# Dataset records:
BEGIN

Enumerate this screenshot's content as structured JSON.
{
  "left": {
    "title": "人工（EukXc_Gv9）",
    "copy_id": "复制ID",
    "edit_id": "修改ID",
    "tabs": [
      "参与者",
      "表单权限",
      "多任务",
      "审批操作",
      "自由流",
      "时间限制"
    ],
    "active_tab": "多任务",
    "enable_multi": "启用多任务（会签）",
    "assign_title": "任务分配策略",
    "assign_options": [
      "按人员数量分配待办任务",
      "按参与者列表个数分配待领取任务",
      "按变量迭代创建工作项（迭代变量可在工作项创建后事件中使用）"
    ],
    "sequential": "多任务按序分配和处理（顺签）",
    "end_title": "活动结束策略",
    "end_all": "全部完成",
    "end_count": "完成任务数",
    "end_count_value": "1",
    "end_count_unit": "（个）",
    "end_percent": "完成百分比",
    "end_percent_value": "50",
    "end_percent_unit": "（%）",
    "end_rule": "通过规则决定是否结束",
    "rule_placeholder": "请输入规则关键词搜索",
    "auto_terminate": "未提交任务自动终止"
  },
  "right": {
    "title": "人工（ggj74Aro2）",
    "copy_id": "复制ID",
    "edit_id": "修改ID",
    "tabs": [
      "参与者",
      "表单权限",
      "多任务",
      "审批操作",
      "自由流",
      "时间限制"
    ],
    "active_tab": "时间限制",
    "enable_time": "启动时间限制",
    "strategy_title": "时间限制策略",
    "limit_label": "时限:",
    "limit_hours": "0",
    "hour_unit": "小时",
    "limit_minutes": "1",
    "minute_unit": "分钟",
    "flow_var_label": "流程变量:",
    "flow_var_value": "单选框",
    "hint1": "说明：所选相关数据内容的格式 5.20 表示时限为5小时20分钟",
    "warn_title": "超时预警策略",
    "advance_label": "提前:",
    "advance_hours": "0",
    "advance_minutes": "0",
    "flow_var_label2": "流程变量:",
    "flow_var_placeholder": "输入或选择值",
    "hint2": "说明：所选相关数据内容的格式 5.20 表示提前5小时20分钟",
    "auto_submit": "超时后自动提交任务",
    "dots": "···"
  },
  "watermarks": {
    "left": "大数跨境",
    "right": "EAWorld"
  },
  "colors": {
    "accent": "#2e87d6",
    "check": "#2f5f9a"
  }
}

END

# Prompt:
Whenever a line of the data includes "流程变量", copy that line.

# Written reply:
    "flow_var_label": "流程变量:",
    "flow_var_label2": "流程变量:",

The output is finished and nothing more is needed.